Across the board, this commentary proves to be interesting and informative. It occasionally goes a little off-topic – such as when Scott offers an odd discourse about safe ways to use heroin! – but most of the time we find nice details. The track encompasses a good mix of subjects and consistently succeeds.
Over on DVD Two, we start with a collection of two Deleted Scenes. We find an “Alternate Opening” (1:02) and “Frank and Eva’s Wedding” (2:43). The first launches things with a bang; it shows Frank as he fires right into the camera. This bit survives in the final cut but shows up as a post-credits coda. It’s better there, as it would add nothing to the beginning of the flick.
As for “Wedding”, it displays exactly what it describes. We see the actual ceremony with Frank and Eva, whereas the final flick just gives us their departure from the church. It was a good omission as it would add virtually nothing to the film.
Next comes a documentary called Fallen Empire: Making American Gangster. In this one-hour, 18-minute and 16-second piece, we get the standard mix of movie clips, behind the scenes elements, and interviews.
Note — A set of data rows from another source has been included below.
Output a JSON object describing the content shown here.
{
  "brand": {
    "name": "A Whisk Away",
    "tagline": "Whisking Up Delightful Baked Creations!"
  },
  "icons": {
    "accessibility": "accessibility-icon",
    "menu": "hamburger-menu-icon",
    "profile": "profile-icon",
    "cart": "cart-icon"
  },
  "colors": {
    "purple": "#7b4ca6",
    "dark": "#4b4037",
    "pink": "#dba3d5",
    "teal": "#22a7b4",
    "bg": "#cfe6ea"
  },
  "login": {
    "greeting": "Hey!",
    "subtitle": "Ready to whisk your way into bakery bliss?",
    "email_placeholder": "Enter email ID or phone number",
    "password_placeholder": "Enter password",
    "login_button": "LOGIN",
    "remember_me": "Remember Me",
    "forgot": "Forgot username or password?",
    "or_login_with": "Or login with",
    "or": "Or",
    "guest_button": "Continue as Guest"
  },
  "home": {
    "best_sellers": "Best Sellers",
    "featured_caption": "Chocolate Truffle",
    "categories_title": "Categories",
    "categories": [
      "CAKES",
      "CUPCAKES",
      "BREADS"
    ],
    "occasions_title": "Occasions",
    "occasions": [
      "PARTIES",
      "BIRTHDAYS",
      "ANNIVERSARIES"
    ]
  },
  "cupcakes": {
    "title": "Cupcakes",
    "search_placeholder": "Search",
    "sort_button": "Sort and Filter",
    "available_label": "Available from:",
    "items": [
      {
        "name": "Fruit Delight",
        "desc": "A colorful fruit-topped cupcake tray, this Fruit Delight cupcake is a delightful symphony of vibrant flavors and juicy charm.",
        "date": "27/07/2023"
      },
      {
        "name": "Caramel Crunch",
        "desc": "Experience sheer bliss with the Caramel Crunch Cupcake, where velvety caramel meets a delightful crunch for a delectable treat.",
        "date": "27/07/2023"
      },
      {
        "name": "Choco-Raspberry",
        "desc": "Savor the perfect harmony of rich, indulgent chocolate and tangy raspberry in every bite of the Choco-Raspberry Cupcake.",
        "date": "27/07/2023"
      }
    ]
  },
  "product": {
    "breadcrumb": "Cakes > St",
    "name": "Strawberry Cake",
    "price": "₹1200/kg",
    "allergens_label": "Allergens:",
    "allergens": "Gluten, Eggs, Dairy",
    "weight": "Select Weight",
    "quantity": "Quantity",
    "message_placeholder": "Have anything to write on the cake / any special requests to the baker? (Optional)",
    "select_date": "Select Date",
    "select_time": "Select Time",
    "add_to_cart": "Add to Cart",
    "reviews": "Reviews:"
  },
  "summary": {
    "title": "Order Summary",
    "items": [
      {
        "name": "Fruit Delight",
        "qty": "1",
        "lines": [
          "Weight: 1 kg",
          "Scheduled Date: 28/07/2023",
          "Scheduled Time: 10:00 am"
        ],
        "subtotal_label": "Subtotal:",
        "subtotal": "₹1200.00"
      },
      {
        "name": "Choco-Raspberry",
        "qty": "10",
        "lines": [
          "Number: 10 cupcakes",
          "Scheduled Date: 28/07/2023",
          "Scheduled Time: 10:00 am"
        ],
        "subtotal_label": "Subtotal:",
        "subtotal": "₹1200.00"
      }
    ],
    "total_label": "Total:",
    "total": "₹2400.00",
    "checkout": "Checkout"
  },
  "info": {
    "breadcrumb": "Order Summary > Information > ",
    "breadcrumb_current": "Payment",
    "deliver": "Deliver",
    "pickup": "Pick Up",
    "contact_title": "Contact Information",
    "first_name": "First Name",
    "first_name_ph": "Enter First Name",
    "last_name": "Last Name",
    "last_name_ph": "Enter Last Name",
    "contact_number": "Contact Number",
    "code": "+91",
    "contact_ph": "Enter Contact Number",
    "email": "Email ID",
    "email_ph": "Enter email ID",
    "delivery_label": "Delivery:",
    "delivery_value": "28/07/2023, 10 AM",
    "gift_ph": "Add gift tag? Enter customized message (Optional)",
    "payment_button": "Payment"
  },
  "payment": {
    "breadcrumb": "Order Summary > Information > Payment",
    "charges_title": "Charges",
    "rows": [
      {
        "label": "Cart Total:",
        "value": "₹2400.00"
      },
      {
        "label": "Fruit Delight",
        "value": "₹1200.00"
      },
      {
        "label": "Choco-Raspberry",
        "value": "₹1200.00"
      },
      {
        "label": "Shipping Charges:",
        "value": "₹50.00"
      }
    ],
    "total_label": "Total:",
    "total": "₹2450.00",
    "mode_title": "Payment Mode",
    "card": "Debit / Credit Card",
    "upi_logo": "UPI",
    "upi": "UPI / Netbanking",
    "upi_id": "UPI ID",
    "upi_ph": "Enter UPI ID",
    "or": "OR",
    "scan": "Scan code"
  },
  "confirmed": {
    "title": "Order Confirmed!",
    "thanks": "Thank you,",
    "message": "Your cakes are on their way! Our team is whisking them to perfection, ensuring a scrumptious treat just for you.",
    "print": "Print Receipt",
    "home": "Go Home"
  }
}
We hear from Scott, the real-life Richie Roberts, Frank Lucas and Dickie Lucas, producer Brian Grazer, executive producers Branko Lustig and Nicholas Pileggi, costume designer Janty Yates, extras casting Billy Dowd, production designer Arthur Max, VFX supervisor Wesley Sewell, Inflatable Crowd Co. owner Joe Biggins, music supervisor Kathy Nelson, music producer Hank Shocklee, singer Anthony Hamilton, editor Pietro Scalia, composer Marc Streitenfeld, and actors Denzel Washington, Russell Crowe, Josh Brolin, Lymari Nadal, Chiwetel Ojiofor, Cuba Gooding, Jr., Roger Guenveur Smith, Jerrod Paige, and Bobby Jones. “Empire” looks at the true story and characters behind the film, costumes and recreating period details, the development of the project and what drew many of its major players to it, locations and production design, shooting the Ali-Frazier fight, sound, music and editing.
Like many “making of” programs these days, “Empire” offers more a collection of semi-connected featurettes than a true documentary. That means the sequences don’t flow together particularly well. Nonetheless, they offer plenty of good information and consistently satisfy. It’s especially good to hear from the real folks depicted in the flick, and the look at the fight is also particularly interesting. All the components work in this nice compilation.
Under Case Files, three featurettes appear. We find “Script Meeting” (8:13), “Heroin Test Show and Tell” (8:57) and “Setting Up the Takedown” (7:45). These provide “fly on the wall” glimpses of various events. “Meeting” shows a chat among Scott, Roberts and Zaillian as they parse out some scenes, while “Test” looks at the specifics of that aspect of the film. Finally, “Takedown” gives us the prep work for the movie’s law-enforcement climax.
I always enjoy this kind of behind the scenes materials, and each of these segments allows us a nice glimpse of some movie-making details. This is the kind of seemingly minor stuff that often fails to appear in “bigger picture” documentaries, so it’s fun to watch the filmmakers work out so many specifics.
If you want a mind-blowing expansion on its genre, American Gangster won’t impress you. The movie succeeds as something professional and engaging, but it’s not anything innovative or particularly creative. And that’s fine with me, as the flick is more than interesting enough to satisfy. The DVD comes with very nice audio and extras, but picture quality is a little lackluster. Nonetheless, this is a good movie and one I recommend.